- "Tottenham Hotspur Football Stadium". Morrisroe.
- "Online Planning Services". Haringey London.
- Menno, Dustin (6 May 2016). "Tottenham Hotspur confirms upcoming partial demolition of White Hart Lane stand". Cartilage Free Captain.
- "Stadium Construction Update - Latest Aerial Photos". Tottenham Hotspur. 17 August 2016.
- "Environmental Statement". Haringey Council.
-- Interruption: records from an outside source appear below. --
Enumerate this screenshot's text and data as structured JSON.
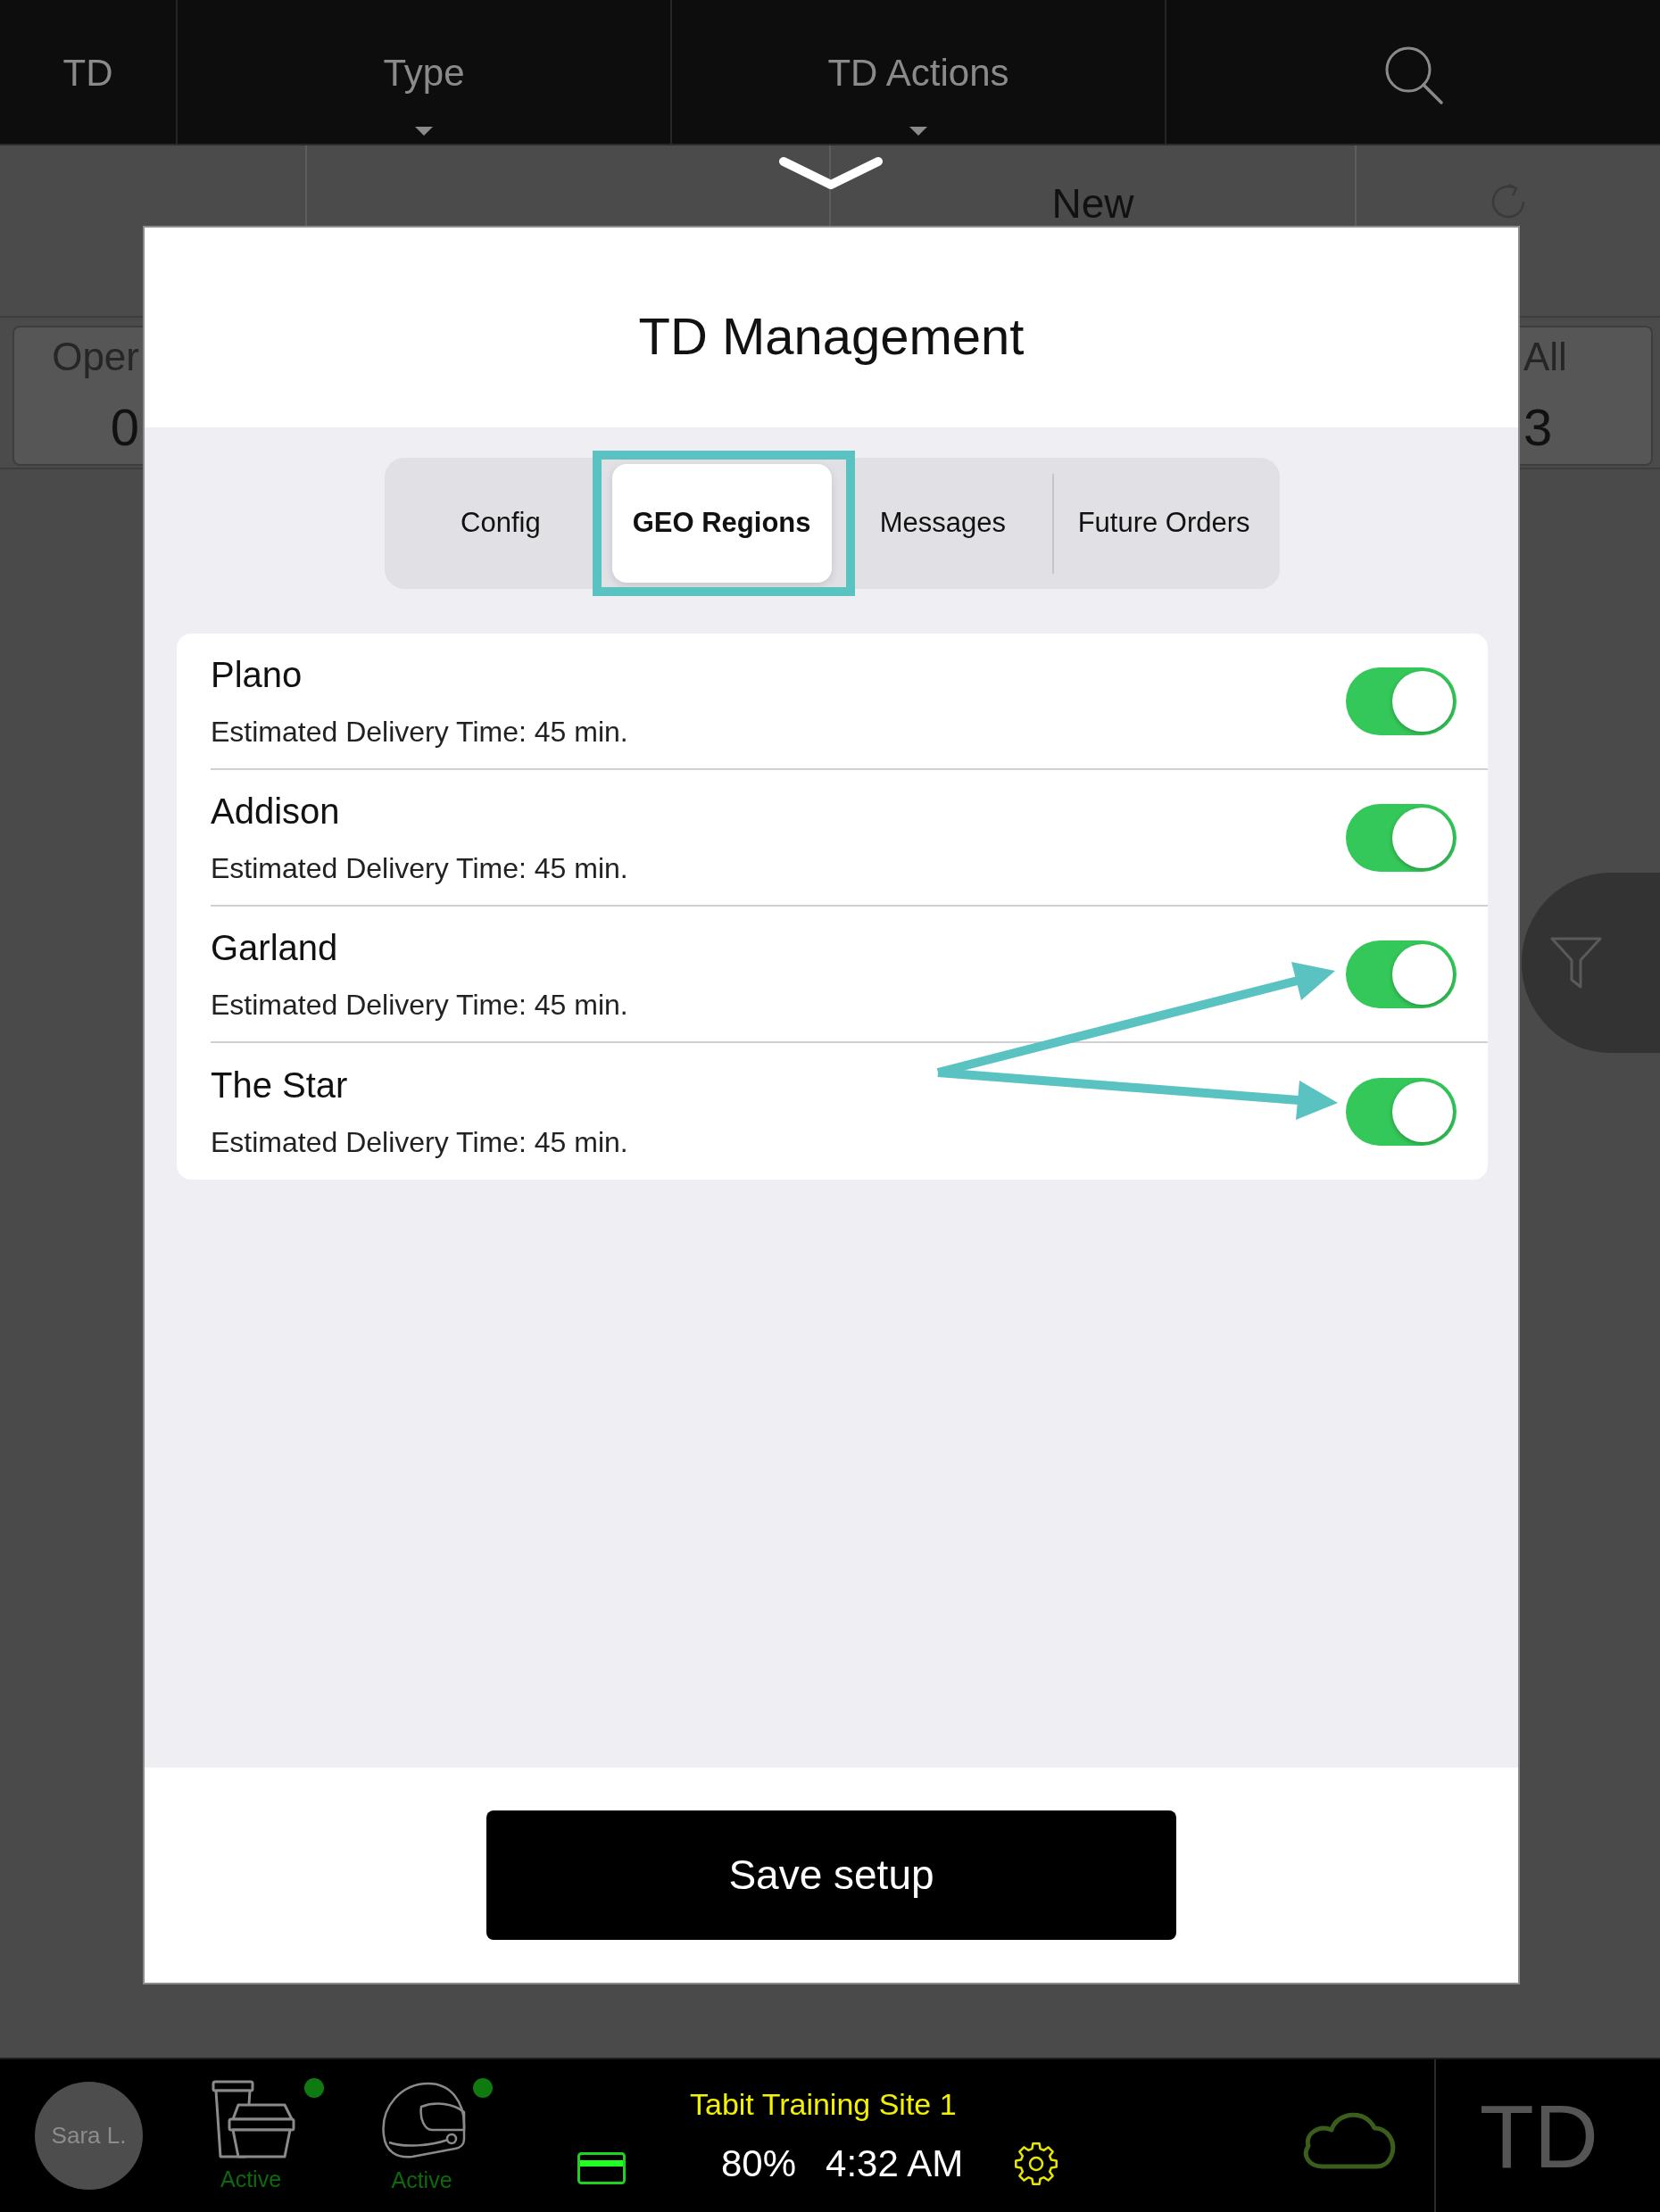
{
  "top_bar": {
    "items": [
      {
        "kind": "title",
        "label": "TD"
      },
      {
        "kind": "dropdown",
        "label": "Type"
      },
      {
        "kind": "dropdown",
        "label": "TD Actions"
      },
      {
        "kind": "search"
      }
    ]
  },
  "action_row": {
    "items": [
      {
        "kind": "text",
        "label": "New"
      },
      {
        "kind": "refresh"
      }
    ]
  },
  "counters": [
    {
      "label": "Oper",
      "value": "0"
    },
    {
      "label": "All",
      "value": "3"
    }
  ],
  "modal": {
    "title": "TD Management",
    "tabs": [
      {
        "label": "Config",
        "selected": false
      },
      {
        "label": "GEO Regions",
        "selected": true
      },
      {
        "label": "Messages",
        "selected": false
      },
      {
        "label": "Future Orders",
        "selected": false
      }
    ],
    "regions": [
      {
        "name": "Plano",
        "detail": "Estimated Delivery Time: 45 min.",
        "on": true
      },
      {
        "name": "Addison",
        "detail": "Estimated Delivery Time: 45 min.",
        "on": true
      },
      {
        "name": "Garland",
        "detail": "Estimated Delivery Time: 45 min.",
        "on": true
      },
      {
        "name": "The Star",
        "detail": "Estimated Delivery Time: 45 min.",
        "on": true
      }
    ],
    "save_button": "Save setup"
  },
  "bottom_bar": {
    "user": "Sara L.",
    "services": [
      {
        "kind": "takeaway",
        "status": "Active",
        "online": true
      },
      {
        "kind": "delivery",
        "status": "Active",
        "online": true
      }
    ],
    "site": "Tabit Training Site 1",
    "battery": "80%",
    "time": "4:32 AM",
    "app_label": "TD"
  }
}
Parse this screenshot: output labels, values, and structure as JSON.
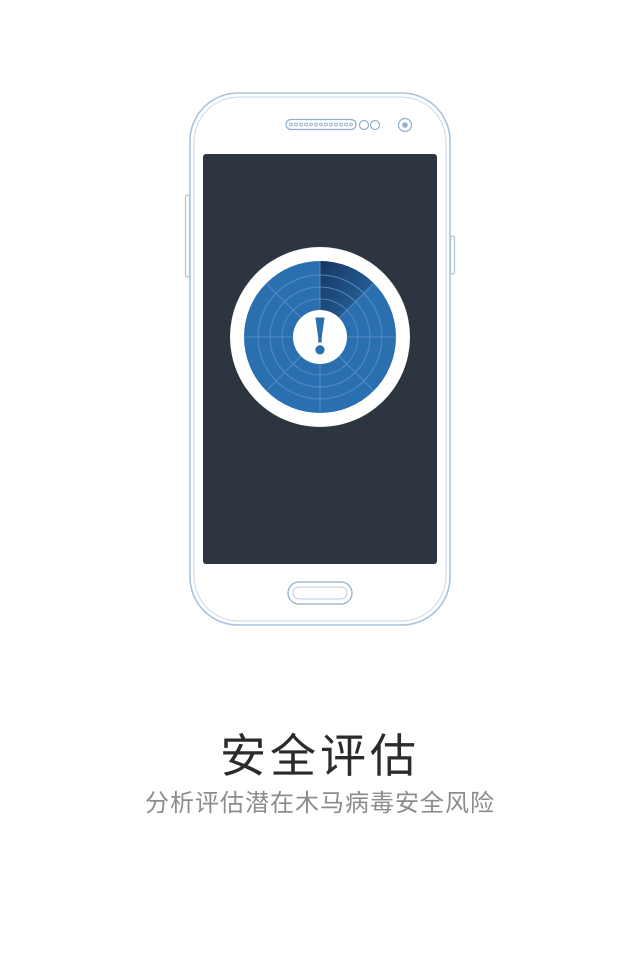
{
  "onboarding": {
    "title": "安全评估",
    "subtitle": "分析评估潜在木马病毒安全风险"
  },
  "illustration": {
    "icon": "warning-radar-icon",
    "exclamation": "!",
    "colors": {
      "phone_outline": "#a9c3dd",
      "screen": "#2d3640",
      "radar_blue": "#2a6fb0",
      "radar_ring": "#ffffff",
      "sweep_dark": "#1a3b66"
    }
  }
}
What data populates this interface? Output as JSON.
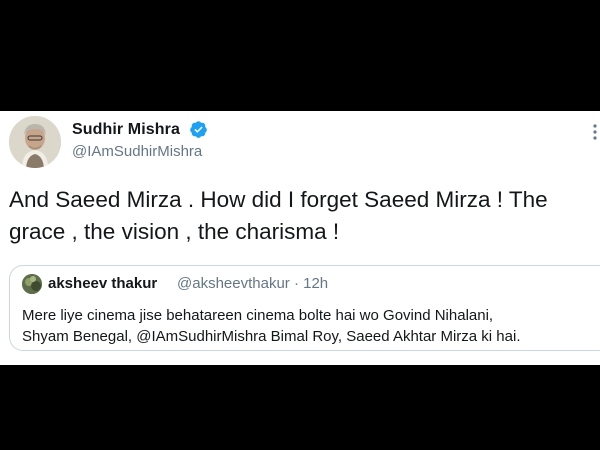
{
  "tweet": {
    "author": {
      "display_name": "Sudhir Mishra",
      "handle": "@IAmSudhirMishra",
      "verified": true
    },
    "text_lines": [
      "And Saeed Mirza . How did I forget Saeed Mirza ! The",
      "grace , the vision , the charisma !"
    ]
  },
  "quoted_tweet": {
    "display_name": "aksheev thakur",
    "meta": "@aksheevthakur · 12h",
    "text_lines": [
      "Mere liye cinema jise behatareen cinema bolte hai wo Govind Nihalani,",
      "Shyam Benegal, @IAmSudhirMishra Bimal Roy, Saeed Akhtar Mirza ki hai."
    ]
  },
  "icons": {
    "verified": "verified-badge-icon",
    "more": "more-options-icon"
  },
  "colors": {
    "background": "#000000",
    "card": "#ffffff",
    "text_primary": "#14171a",
    "text_secondary": "#657786",
    "verified_blue": "#1da1f2",
    "quote_border": "#ccd6dd"
  }
}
September 2015.
- Jones, Tom (17 May 2017). "Home Sweet Home: Tottenham Hotspur's last match at White Hart Lane". Populous.
- "Spurs Stadium Project" (PDF), Tottenham Hotspur Supporters' Trust
- Hein, Thomas (11 November 2017). "Tottenham Deploy 'Trees' In New £850m Stadium To Take The Weight Of The South Stand Which Will Be The Largest In Europe".
- "New Stadium Update: Commencement of Roof Lift". Tottenham Hotspur. 8 February 2018.
- Gold, Alasdair (26 March 2018). "Tottenham unveil spectacular feature for £850m new stadium which will delight the fans". football.london.
- Prior, Grant (8 March 2018). "White Hart Lane crushed aggies form new Spurs stadium floors". Construction Enquirer.
- "New stadium - latest photos - Shelf Bar and LED". Tottenham Hotspur. 19 April 2018.
- "New Spurs stadium: Image taken inside £850m construction site shows classy touch from club". football.london. 22 May 2018.
- "A fitting place for Bill in new stadium plans". Tottenham Hotspur Football Club. Retrieved 21 July 2018.
- "Northumberland Park Development Project (NDP) Phase 2 Highway Improvements" (PDF). Haringey London.
- Gold, Alasdair (11 January 2018). "Tottenham new stadium's roof and what Spurs need to do soon to complete £850m stadium on time". football.london.
- Bhardwaj, Vaishali (24 March 2019). "New Tottenham stadium test event: J'Neil Bennett makes history as Spurs U18s beat Southampton". Evening Standard. Retrieved 24 March 2019.
- "Spurs Legends 4-5 Inter Forever: Gazza cameo in thriller at new stadium". Sky Sports. 30 March 2019. Retrieved 20 March 2019.
- Rosser, Jack (3 April 2019). "Tottenham Hotspur stadium opening ceremony: Spurs pay homage to regeneration of local area after 2011 riots". Evening Standard. Retrieved 4 April 2019.
|Wikimedia Commons has media related to Tottenham Hotspur Stadium.|